> _TASK BRIEF_:
Go line by line through the entries and show those that hold the string "Program".

[Data about app and page elements]
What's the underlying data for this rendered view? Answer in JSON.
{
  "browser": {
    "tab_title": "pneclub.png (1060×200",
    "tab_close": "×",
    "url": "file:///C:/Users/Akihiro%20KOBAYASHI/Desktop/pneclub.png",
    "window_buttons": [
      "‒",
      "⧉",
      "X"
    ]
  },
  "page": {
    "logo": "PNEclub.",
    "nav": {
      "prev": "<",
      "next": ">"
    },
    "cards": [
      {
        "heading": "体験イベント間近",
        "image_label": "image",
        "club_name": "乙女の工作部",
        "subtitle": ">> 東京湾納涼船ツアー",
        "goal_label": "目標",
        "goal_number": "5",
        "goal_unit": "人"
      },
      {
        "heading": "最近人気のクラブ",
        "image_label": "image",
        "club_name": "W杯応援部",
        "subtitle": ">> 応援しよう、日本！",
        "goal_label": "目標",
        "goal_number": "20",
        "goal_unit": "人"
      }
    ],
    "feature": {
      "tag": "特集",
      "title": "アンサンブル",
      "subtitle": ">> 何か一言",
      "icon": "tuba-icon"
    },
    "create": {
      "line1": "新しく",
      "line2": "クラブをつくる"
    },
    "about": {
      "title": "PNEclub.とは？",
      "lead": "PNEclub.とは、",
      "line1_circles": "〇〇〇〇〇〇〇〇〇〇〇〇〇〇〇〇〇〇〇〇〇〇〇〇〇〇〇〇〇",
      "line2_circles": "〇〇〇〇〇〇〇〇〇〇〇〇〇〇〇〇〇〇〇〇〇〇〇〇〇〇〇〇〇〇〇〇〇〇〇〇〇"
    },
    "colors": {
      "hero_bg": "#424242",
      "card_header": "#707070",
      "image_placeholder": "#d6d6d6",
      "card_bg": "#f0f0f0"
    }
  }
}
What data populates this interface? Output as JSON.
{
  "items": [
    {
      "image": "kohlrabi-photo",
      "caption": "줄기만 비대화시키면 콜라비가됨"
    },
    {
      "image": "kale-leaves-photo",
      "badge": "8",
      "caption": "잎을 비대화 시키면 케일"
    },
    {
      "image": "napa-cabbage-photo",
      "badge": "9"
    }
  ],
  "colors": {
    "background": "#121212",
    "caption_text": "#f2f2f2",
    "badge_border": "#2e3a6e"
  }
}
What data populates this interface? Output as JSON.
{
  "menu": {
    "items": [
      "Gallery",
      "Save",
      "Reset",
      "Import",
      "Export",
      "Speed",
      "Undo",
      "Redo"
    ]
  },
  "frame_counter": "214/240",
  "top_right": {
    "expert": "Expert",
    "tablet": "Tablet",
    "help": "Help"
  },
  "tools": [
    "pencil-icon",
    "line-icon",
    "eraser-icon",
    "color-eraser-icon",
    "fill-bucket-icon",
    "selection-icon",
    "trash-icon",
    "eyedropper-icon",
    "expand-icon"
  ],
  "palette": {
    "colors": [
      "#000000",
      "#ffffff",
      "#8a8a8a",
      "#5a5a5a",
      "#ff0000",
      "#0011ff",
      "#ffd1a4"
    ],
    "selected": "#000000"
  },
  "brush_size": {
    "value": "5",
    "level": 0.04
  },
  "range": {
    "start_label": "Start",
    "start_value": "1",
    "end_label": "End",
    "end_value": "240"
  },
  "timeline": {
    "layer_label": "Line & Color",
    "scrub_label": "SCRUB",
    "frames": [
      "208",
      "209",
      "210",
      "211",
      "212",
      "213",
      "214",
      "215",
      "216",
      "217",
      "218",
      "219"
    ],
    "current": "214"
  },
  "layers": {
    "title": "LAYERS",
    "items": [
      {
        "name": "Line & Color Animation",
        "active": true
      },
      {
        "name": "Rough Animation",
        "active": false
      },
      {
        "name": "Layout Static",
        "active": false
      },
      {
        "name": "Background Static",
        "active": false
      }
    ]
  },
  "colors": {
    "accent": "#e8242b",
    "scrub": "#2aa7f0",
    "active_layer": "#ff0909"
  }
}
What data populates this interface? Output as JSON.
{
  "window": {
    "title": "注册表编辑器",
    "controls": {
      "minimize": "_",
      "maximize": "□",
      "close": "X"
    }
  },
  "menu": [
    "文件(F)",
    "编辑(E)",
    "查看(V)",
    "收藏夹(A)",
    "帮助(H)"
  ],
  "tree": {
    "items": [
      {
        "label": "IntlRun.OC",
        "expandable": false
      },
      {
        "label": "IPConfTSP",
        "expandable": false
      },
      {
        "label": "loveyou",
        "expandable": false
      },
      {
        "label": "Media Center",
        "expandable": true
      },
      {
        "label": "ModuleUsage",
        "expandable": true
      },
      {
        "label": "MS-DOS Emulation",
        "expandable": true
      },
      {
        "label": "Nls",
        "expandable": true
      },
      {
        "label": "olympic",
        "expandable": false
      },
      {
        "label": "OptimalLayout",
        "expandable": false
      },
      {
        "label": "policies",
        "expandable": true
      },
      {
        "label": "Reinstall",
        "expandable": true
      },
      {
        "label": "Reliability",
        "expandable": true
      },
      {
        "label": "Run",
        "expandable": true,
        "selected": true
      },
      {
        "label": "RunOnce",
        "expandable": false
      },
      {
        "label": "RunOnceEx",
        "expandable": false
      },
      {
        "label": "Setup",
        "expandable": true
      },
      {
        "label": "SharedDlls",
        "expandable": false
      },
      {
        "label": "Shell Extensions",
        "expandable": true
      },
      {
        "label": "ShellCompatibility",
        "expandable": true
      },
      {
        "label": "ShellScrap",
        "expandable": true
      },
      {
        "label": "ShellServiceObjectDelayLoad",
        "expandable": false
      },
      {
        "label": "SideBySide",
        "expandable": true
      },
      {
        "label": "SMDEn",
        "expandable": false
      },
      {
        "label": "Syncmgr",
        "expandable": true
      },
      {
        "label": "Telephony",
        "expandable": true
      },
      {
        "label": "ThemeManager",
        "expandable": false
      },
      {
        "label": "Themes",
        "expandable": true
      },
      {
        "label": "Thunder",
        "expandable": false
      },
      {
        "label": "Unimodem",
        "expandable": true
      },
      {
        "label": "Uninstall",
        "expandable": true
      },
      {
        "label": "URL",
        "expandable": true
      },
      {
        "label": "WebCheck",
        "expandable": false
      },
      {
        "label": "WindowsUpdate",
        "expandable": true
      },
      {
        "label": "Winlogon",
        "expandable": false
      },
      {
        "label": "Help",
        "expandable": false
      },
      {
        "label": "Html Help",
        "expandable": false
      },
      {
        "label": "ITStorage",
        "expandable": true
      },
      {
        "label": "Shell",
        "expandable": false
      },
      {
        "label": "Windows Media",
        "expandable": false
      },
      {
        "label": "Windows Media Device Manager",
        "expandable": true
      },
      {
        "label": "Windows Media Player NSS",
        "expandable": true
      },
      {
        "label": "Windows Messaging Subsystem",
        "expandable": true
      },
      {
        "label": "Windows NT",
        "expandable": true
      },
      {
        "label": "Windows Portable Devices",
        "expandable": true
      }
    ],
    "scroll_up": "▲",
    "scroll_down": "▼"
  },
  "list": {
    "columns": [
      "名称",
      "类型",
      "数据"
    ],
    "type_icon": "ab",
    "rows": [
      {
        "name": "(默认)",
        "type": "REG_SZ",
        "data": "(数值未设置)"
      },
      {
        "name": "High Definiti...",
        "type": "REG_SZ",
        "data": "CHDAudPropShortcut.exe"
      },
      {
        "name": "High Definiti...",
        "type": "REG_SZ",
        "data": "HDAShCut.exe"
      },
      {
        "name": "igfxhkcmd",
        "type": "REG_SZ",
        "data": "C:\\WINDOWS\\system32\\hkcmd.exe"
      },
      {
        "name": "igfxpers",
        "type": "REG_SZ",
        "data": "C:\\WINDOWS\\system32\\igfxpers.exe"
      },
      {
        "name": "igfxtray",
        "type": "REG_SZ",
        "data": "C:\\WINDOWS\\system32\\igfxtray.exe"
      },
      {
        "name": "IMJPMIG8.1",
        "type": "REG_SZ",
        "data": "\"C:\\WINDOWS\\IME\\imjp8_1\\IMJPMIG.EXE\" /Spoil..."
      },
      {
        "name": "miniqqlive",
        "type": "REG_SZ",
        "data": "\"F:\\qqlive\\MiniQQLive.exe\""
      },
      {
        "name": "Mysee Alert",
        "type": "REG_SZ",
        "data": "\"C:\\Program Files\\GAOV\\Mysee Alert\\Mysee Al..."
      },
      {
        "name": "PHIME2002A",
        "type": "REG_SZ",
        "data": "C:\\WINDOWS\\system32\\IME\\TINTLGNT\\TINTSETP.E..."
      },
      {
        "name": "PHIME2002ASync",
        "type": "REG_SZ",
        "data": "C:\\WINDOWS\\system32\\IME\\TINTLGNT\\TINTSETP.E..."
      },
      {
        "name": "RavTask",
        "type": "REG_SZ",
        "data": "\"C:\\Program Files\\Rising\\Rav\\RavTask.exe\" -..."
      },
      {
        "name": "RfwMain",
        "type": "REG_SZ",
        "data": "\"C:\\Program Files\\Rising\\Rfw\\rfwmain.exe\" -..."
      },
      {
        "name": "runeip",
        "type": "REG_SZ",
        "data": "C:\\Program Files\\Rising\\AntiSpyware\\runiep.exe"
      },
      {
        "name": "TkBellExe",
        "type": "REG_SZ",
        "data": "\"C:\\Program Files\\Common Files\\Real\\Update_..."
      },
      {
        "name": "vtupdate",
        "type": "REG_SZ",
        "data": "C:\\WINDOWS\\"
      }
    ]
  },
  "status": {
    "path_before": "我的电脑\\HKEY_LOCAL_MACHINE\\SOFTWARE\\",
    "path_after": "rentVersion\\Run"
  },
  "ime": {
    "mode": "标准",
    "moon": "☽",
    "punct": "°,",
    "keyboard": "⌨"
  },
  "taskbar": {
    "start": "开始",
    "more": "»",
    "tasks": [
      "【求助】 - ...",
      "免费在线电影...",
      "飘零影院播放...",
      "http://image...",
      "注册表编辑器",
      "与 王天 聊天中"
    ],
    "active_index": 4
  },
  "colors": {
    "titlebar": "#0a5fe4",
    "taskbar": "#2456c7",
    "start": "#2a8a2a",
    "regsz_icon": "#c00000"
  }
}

> _ANSWER SECTION_:
        "data": "\"C:\\Program Files\\GAOV\\Mysee Alert\\Mysee Al..."
        "data": "\"C:\\Program Files\\Rising\\Rav\\RavTask.exe\" -..."
        "data": "\"C:\\Program Files\\Rising\\Rfw\\rfwmain.exe\" -..."
        "data": "C:\\Program Files\\Rising\\AntiSpyware\\runiep.exe"
        "data": "\"C:\\Program Files\\Common Files\\Real\\Update_..."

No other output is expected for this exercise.